-------- DATA LISTING
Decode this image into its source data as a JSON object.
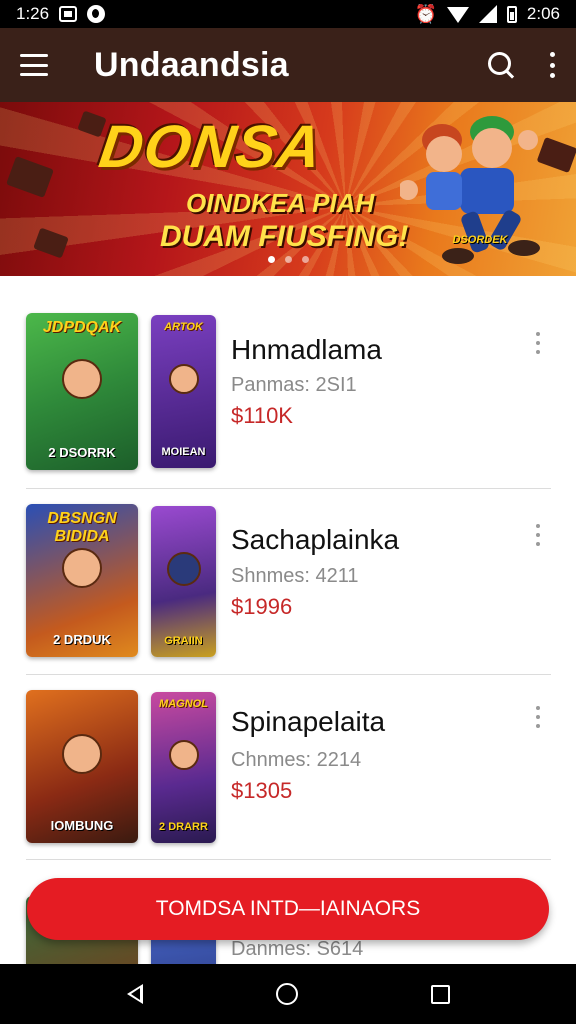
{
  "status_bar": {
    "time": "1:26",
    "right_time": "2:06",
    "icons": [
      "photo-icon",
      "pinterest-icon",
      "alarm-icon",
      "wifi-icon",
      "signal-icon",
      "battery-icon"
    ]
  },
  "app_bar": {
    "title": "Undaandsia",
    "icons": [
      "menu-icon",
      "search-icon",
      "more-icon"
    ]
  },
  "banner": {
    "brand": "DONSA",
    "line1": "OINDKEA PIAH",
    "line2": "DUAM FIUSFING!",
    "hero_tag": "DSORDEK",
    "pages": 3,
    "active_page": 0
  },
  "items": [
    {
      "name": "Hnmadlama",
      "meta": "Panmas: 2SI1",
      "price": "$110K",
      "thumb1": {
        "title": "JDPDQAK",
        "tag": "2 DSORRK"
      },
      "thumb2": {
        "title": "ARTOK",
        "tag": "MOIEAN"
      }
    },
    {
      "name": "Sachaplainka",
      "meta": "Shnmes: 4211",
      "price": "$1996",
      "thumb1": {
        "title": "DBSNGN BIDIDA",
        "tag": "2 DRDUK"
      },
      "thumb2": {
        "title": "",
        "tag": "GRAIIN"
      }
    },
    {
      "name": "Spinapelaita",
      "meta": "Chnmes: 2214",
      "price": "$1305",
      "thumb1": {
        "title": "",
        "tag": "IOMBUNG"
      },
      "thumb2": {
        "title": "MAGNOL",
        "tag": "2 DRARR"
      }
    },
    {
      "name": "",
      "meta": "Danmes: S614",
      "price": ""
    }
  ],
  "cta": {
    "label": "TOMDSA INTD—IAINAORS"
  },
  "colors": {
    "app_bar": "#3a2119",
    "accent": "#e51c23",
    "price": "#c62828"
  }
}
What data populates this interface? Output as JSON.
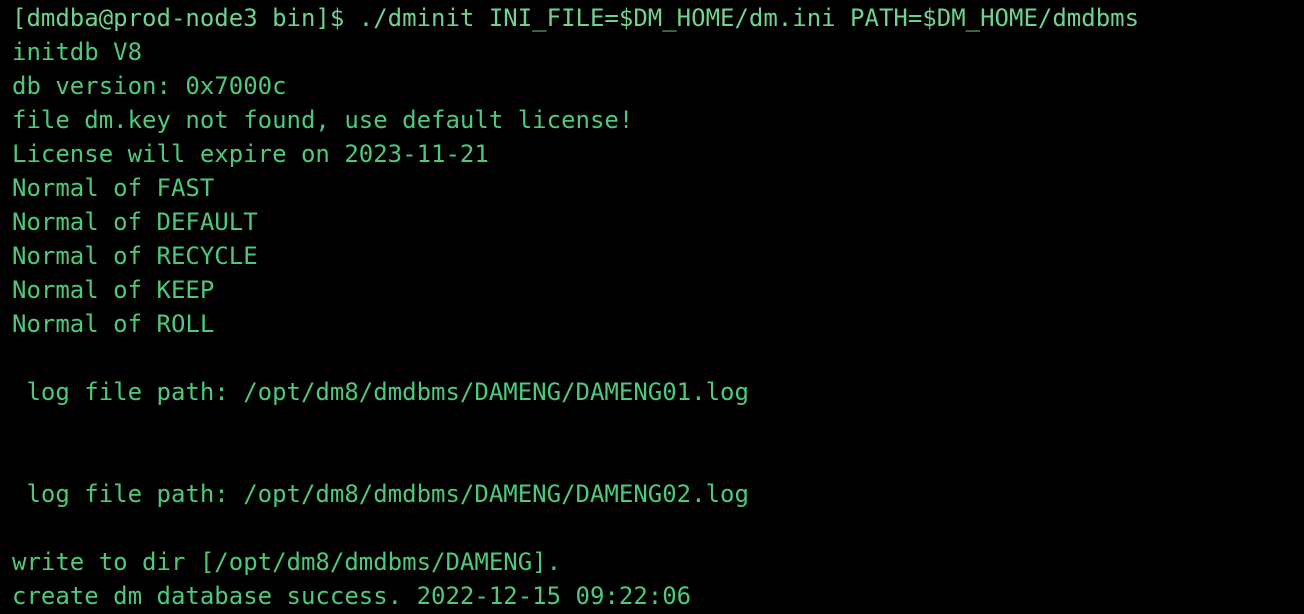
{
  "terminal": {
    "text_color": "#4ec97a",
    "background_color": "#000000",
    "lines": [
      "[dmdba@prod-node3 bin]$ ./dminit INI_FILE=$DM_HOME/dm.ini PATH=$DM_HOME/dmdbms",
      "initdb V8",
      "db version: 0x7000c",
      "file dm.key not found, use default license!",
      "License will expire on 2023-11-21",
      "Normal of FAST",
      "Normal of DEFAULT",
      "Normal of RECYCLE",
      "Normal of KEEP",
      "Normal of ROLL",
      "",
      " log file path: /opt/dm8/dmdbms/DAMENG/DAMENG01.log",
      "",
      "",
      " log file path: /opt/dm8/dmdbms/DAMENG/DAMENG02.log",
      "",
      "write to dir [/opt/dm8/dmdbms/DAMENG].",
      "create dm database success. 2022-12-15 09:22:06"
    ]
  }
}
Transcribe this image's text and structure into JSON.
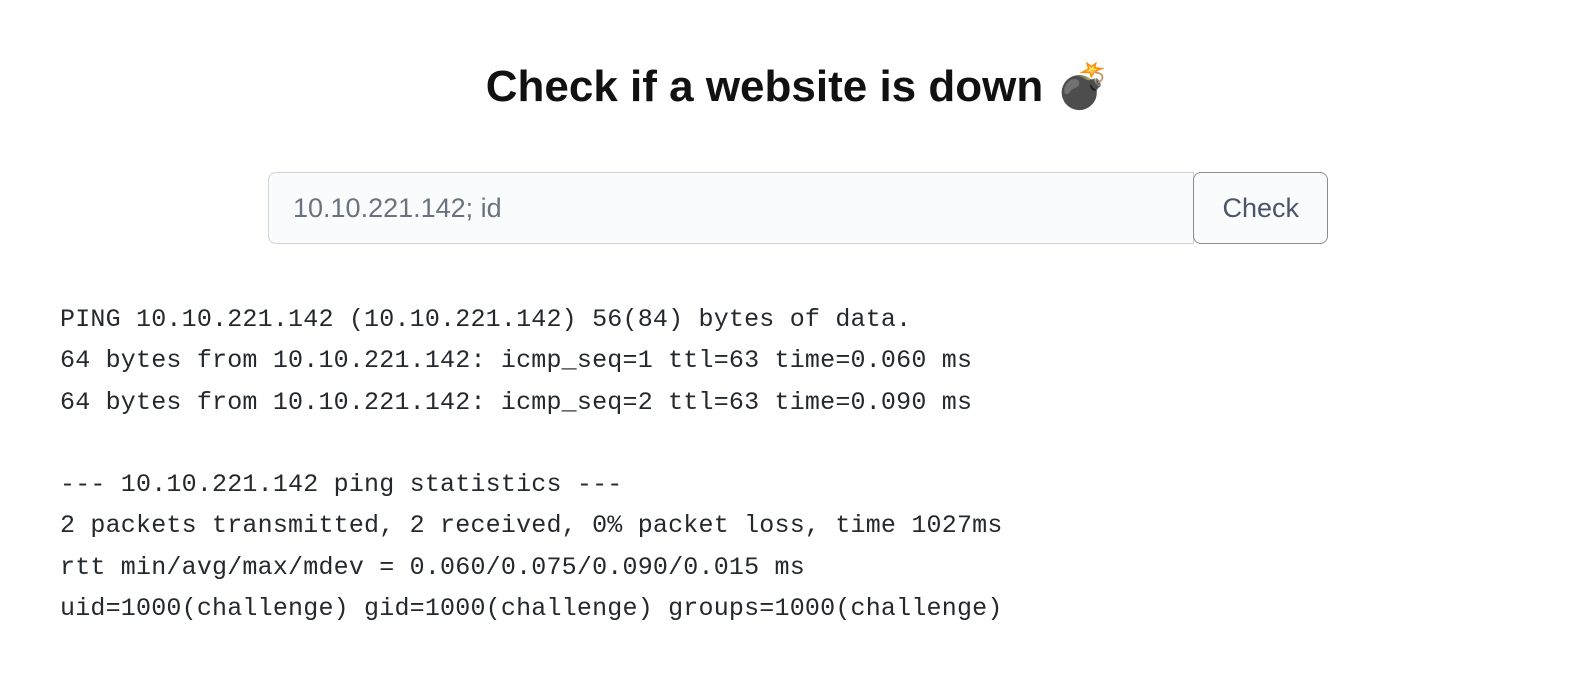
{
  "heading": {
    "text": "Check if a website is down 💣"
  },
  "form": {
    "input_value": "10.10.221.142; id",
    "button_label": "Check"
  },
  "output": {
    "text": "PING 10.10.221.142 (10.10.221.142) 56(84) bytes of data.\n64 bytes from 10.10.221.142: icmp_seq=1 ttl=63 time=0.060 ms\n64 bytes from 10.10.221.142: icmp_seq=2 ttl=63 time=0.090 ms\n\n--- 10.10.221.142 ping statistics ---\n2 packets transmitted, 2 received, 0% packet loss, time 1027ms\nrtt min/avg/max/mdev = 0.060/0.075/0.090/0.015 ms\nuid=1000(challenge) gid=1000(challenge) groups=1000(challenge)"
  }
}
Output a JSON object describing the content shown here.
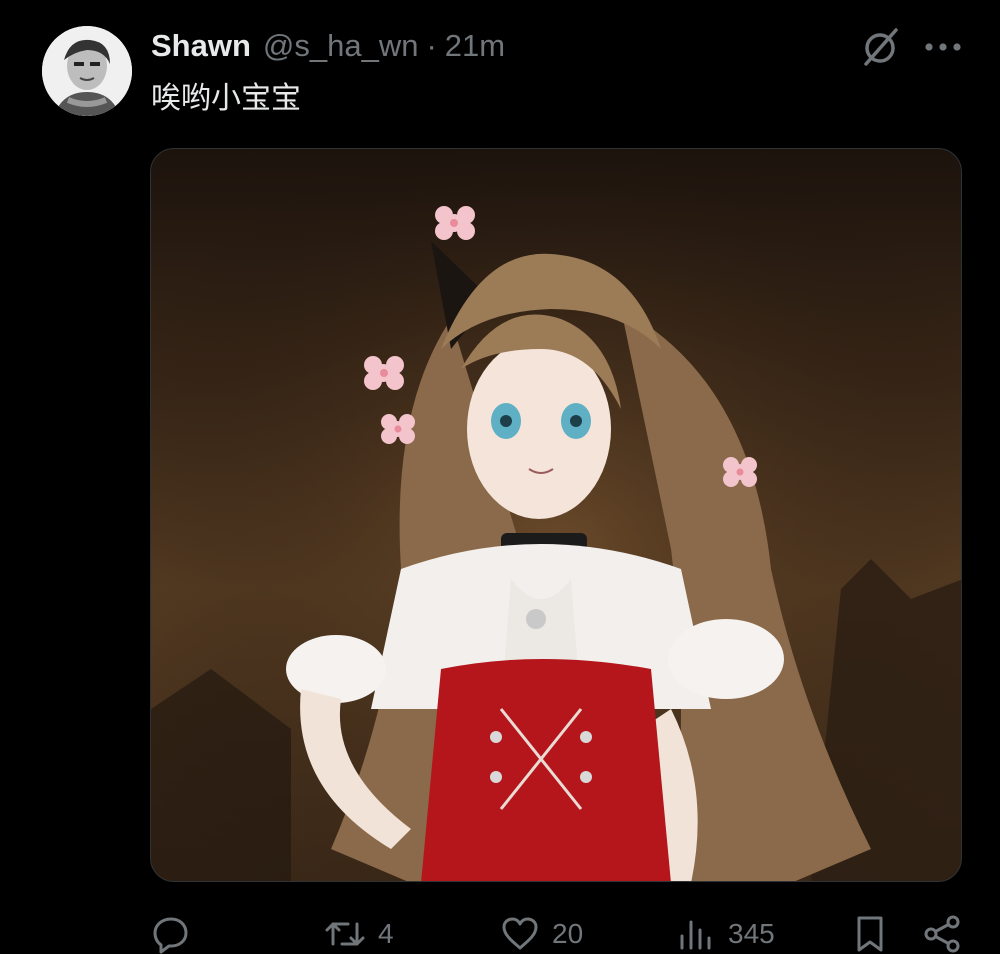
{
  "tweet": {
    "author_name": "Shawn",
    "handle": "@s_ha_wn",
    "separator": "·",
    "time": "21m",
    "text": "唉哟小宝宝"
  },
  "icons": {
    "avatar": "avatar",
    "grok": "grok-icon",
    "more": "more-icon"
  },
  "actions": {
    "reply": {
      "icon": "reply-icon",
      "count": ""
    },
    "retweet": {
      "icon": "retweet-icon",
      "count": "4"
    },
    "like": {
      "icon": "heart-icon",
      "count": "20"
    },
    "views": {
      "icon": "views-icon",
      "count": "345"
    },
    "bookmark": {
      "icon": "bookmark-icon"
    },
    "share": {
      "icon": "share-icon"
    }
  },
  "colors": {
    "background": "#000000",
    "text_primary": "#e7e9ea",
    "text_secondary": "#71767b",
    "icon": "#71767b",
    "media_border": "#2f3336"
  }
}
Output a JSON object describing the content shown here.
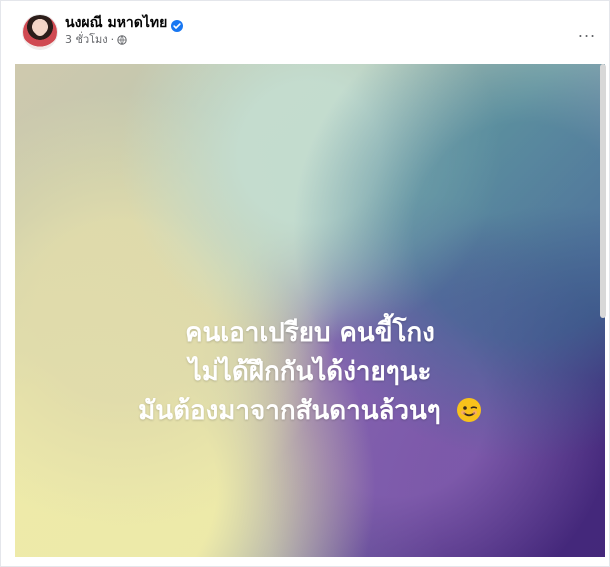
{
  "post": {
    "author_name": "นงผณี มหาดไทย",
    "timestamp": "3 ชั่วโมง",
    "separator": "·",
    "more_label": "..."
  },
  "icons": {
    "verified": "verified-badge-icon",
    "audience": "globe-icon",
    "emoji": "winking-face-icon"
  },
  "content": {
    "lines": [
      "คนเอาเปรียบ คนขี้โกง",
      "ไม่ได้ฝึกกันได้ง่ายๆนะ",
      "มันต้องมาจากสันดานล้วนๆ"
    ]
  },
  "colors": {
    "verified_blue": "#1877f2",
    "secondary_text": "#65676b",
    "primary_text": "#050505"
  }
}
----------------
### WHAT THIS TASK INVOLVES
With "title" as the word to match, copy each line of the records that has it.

### THE ANSWER
    "title": "Undaandsia",
        "title": "JDPDQAK",
        "title": "ARTOK",
        "title": "DBSNGN BIDIDA",
        "title": "",
        "title": "",
        "title": "MAGNOL",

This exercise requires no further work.